1. Be transparent. Start by explaining that you’re not entirely sure what the work should look like. By getting this on the table from the start, you’ll prevent your staff member from struggling to understand what your vision is and instead you can focus on figuring out that vision together.
2. Do a brain dump. Try to extract and vocalize everything that’s in your head on the topic. So you might say, “I know it needs to achieve X and Y, and we have be careful in how we handle Z because that’s so sensitive” or “I picture ___ (major funder or ally) reading it and thinking, ‘Wow, this is fascinating.’” If you have any parallels in the back of your head, put them out there too, like, “I know we need it to pop like the Wisconsin website did.”
3. Put your heads together. After you’ve laid bare all the thoughts in your head, ask your staff member to simply brainstorm with you. You might find that while you couldn’t identify exactly what you need, your staff member can, or that it emerges through your discussion.
4. Delegate the final figuring-out. Ask your staff member to think about everything you’ve discussed and then come back to you with a proposal for how to move forward. And don’t be shy about making process suggestions here if you have them – “start by talking to Joanna,” “make sure to address how we’d market it,” and so forth.
5. Finally, check in earlier than you normally would. Even once you have a plan, check back in earlier than you normally would, to double-check that your staff member has defined the problem correctly, that you haven’t changed your mind or had further thoughts in the meantime, and that you’re aligned about the plan for tackling it.
Here are some more resources you might find useful:
1. Why “big picture only” bosses are the worst
Leaders can’t focus on vision at the expense of the daily details of running an organization, writes Bob Sutton: “The best bosses do more than think big thoughts.”
2. It’s not nice to withhold feedback
Don’t let the desire to be nice hold you back from giving feedback, even if the message will be difficult to hear.
3. Are you destroying employee engagement?
It’s not enough to do the “right” things if you don’t also stop doing the wrong things – like not giving feedback, taking people for granted, or not communicating about goals.
4. 10 horrifying team-building exercises
Check out these terrible and hilarious tales of grown-up slam books, purging ceremonies, communal bathing, and other allegedly team-building events.

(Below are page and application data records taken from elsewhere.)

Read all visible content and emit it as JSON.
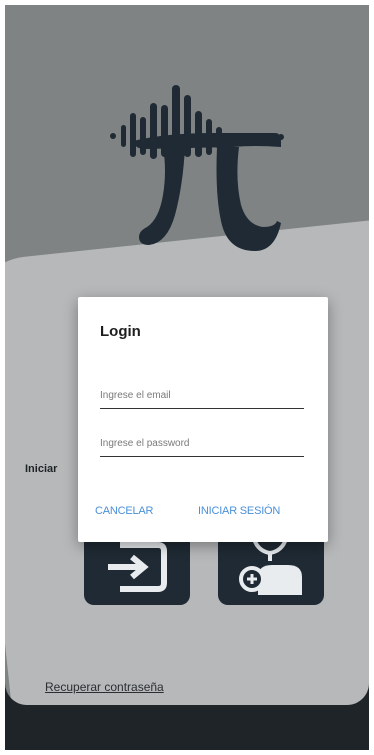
{
  "side_label": "Iniciar",
  "recover_link": "Recuperar contraseña",
  "dialog": {
    "title": "Login",
    "email_placeholder": "Ingrese el email",
    "password_placeholder": "Ingrese el password",
    "cancel_label": "CANCELAR",
    "login_label": "INICIAR SESIÓN"
  },
  "icons": {
    "logo": "pi-soundwave-logo",
    "left_tile": "login-arrow-icon",
    "right_tile": "doctor-add-icon"
  },
  "colors": {
    "accent": "#4a90d9",
    "tile": "#1f2a34",
    "logo": "#1f2a34"
  }
}
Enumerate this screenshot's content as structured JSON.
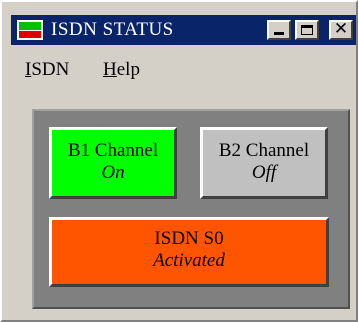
{
  "window": {
    "title": "ISDN STATUS"
  },
  "menu": {
    "isdn": {
      "accel": "I",
      "rest": "SDN"
    },
    "help": {
      "accel": "H",
      "rest": "elp"
    }
  },
  "indicators": {
    "b1": {
      "name": "B1 Channel",
      "state": "On",
      "color": "#00ff00"
    },
    "b2": {
      "name": "B2 Channel",
      "state": "Off",
      "color": "#c0c0c0"
    },
    "s0": {
      "name": "ISDN S0",
      "state": "Activated",
      "color": "#ff5500"
    }
  },
  "colors": {
    "titlebar": "#0a246a",
    "window": "#d4d0c8",
    "panel": "#808080"
  }
}
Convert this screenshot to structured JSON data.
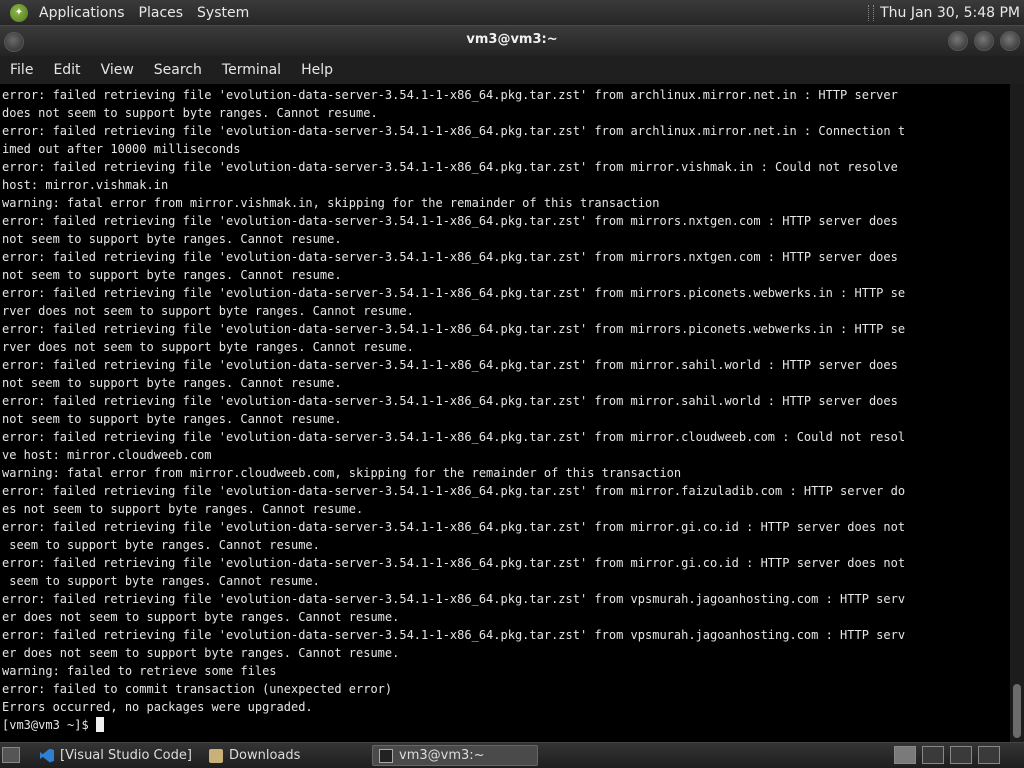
{
  "top_panel": {
    "menus": [
      "Applications",
      "Places",
      "System"
    ],
    "clock": "Thu Jan 30,  5:48 PM"
  },
  "window": {
    "title": "vm3@vm3:~"
  },
  "menubar": {
    "items": [
      "File",
      "Edit",
      "View",
      "Search",
      "Terminal",
      "Help"
    ]
  },
  "terminal": {
    "lines": [
      "error: failed retrieving file 'evolution-data-server-3.54.1-1-x86_64.pkg.tar.zst' from archlinux.mirror.net.in : HTTP server",
      "does not seem to support byte ranges. Cannot resume.",
      "error: failed retrieving file 'evolution-data-server-3.54.1-1-x86_64.pkg.tar.zst' from archlinux.mirror.net.in : Connection t",
      "imed out after 10000 milliseconds",
      "error: failed retrieving file 'evolution-data-server-3.54.1-1-x86_64.pkg.tar.zst' from mirror.vishmak.in : Could not resolve",
      "host: mirror.vishmak.in",
      "warning: fatal error from mirror.vishmak.in, skipping for the remainder of this transaction",
      "error: failed retrieving file 'evolution-data-server-3.54.1-1-x86_64.pkg.tar.zst' from mirrors.nxtgen.com : HTTP server does",
      "not seem to support byte ranges. Cannot resume.",
      "error: failed retrieving file 'evolution-data-server-3.54.1-1-x86_64.pkg.tar.zst' from mirrors.nxtgen.com : HTTP server does",
      "not seem to support byte ranges. Cannot resume.",
      "error: failed retrieving file 'evolution-data-server-3.54.1-1-x86_64.pkg.tar.zst' from mirrors.piconets.webwerks.in : HTTP se",
      "rver does not seem to support byte ranges. Cannot resume.",
      "error: failed retrieving file 'evolution-data-server-3.54.1-1-x86_64.pkg.tar.zst' from mirrors.piconets.webwerks.in : HTTP se",
      "rver does not seem to support byte ranges. Cannot resume.",
      "error: failed retrieving file 'evolution-data-server-3.54.1-1-x86_64.pkg.tar.zst' from mirror.sahil.world : HTTP server does",
      "not seem to support byte ranges. Cannot resume.",
      "error: failed retrieving file 'evolution-data-server-3.54.1-1-x86_64.pkg.tar.zst' from mirror.sahil.world : HTTP server does",
      "not seem to support byte ranges. Cannot resume.",
      "error: failed retrieving file 'evolution-data-server-3.54.1-1-x86_64.pkg.tar.zst' from mirror.cloudweeb.com : Could not resol",
      "ve host: mirror.cloudweeb.com",
      "warning: fatal error from mirror.cloudweeb.com, skipping for the remainder of this transaction",
      "error: failed retrieving file 'evolution-data-server-3.54.1-1-x86_64.pkg.tar.zst' from mirror.faizuladib.com : HTTP server do",
      "es not seem to support byte ranges. Cannot resume.",
      "error: failed retrieving file 'evolution-data-server-3.54.1-1-x86_64.pkg.tar.zst' from mirror.gi.co.id : HTTP server does not",
      " seem to support byte ranges. Cannot resume.",
      "error: failed retrieving file 'evolution-data-server-3.54.1-1-x86_64.pkg.tar.zst' from mirror.gi.co.id : HTTP server does not",
      " seem to support byte ranges. Cannot resume.",
      "error: failed retrieving file 'evolution-data-server-3.54.1-1-x86_64.pkg.tar.zst' from vpsmurah.jagoanhosting.com : HTTP serv",
      "er does not seem to support byte ranges. Cannot resume.",
      "error: failed retrieving file 'evolution-data-server-3.54.1-1-x86_64.pkg.tar.zst' from vpsmurah.jagoanhosting.com : HTTP serv",
      "er does not seem to support byte ranges. Cannot resume.",
      "warning: failed to retrieve some files",
      "error: failed to commit transaction (unexpected error)",
      "Errors occurred, no packages were upgraded."
    ],
    "prompt": "[vm3@vm3 ~]$ "
  },
  "taskbar": {
    "tasks": [
      {
        "label": "[Visual Studio Code]",
        "icon": "vscode-icon"
      },
      {
        "label": "Downloads",
        "icon": "folder-icon"
      },
      {
        "label": "vm3@vm3:~",
        "icon": "terminal-icon"
      }
    ]
  }
}
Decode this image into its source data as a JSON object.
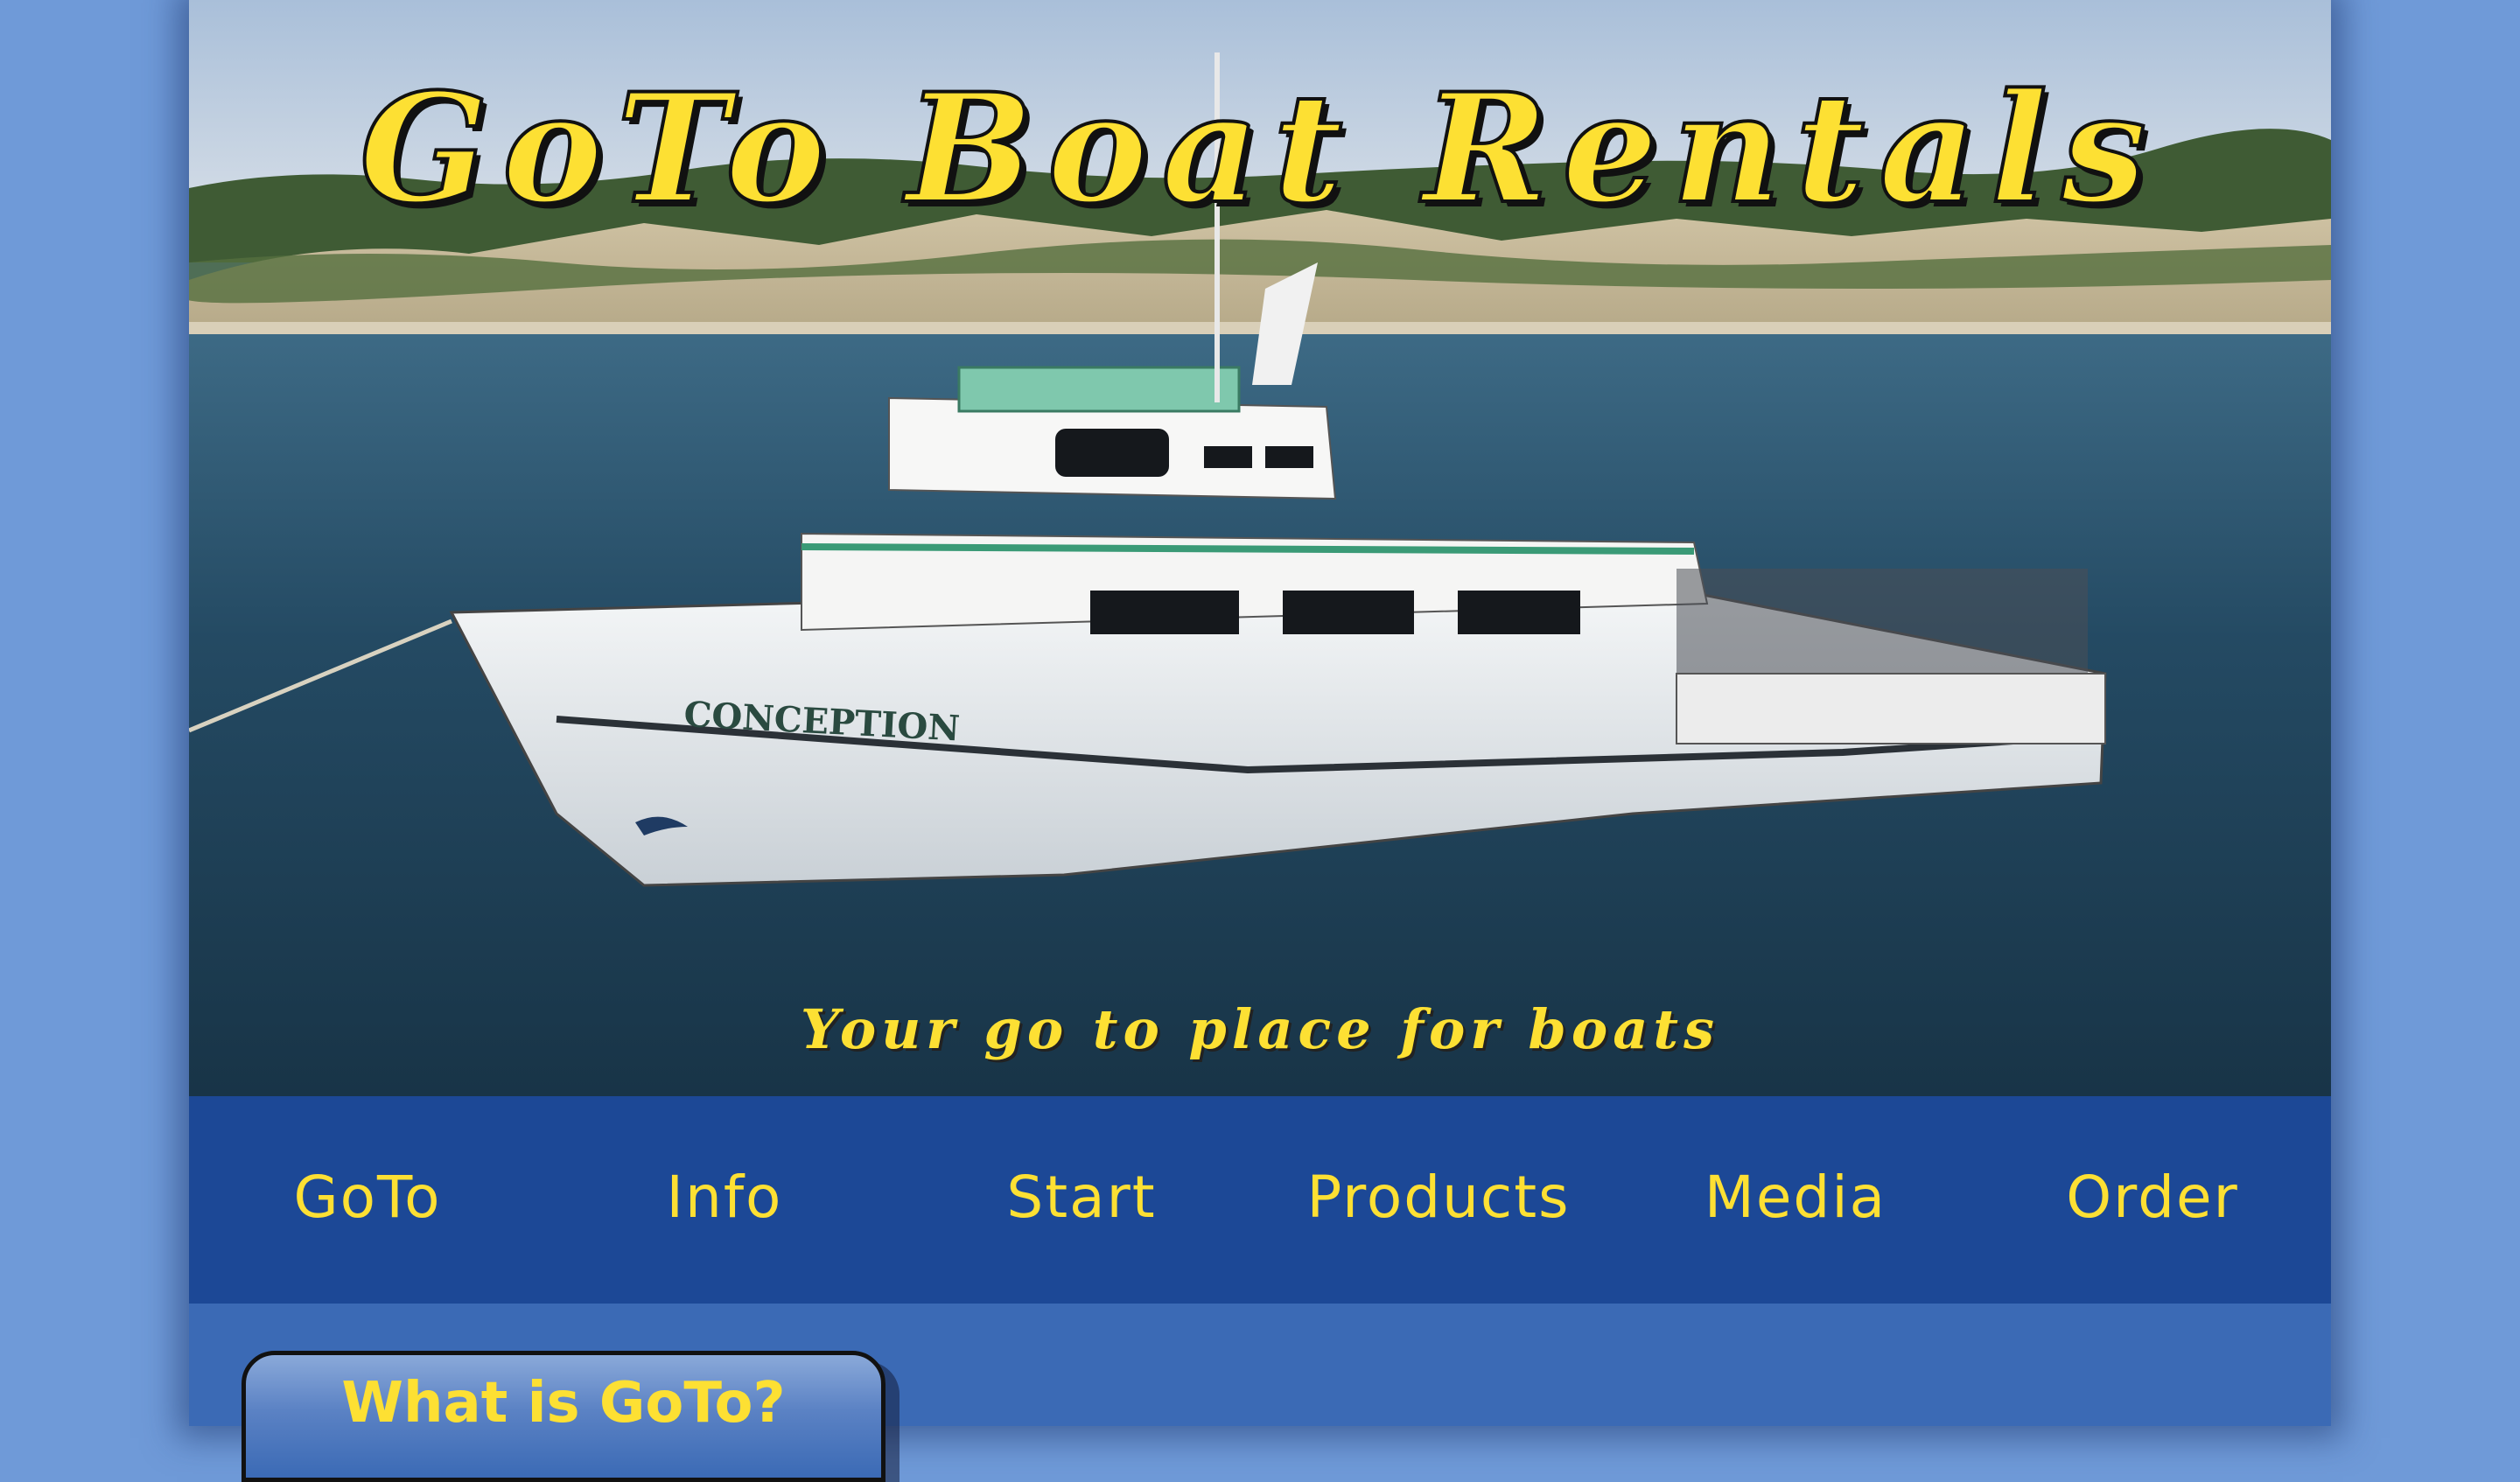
{
  "header": {
    "title": "GoTo Boat Rentals",
    "tagline": "Your go to place for boats",
    "boat_name": "CONCEPTION"
  },
  "nav": {
    "items": [
      {
        "label": "GoTo"
      },
      {
        "label": "Info"
      },
      {
        "label": "Start"
      },
      {
        "label": "Products"
      },
      {
        "label": "Media"
      },
      {
        "label": "Order"
      }
    ]
  },
  "main": {
    "section_heading": "What is GoTo?"
  },
  "colors": {
    "accent_yellow": "#fde033",
    "nav_blue": "#1c4896",
    "content_blue": "#3b6ab5",
    "page_background": "#6f9ad8"
  }
}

If you have a question that you’d like us to answer in a future newsletter, we want to hear it! Email it to us at email@example.com. We’ll field as many of them as we can.
Jerry Hauser and Alison Green
The Management Center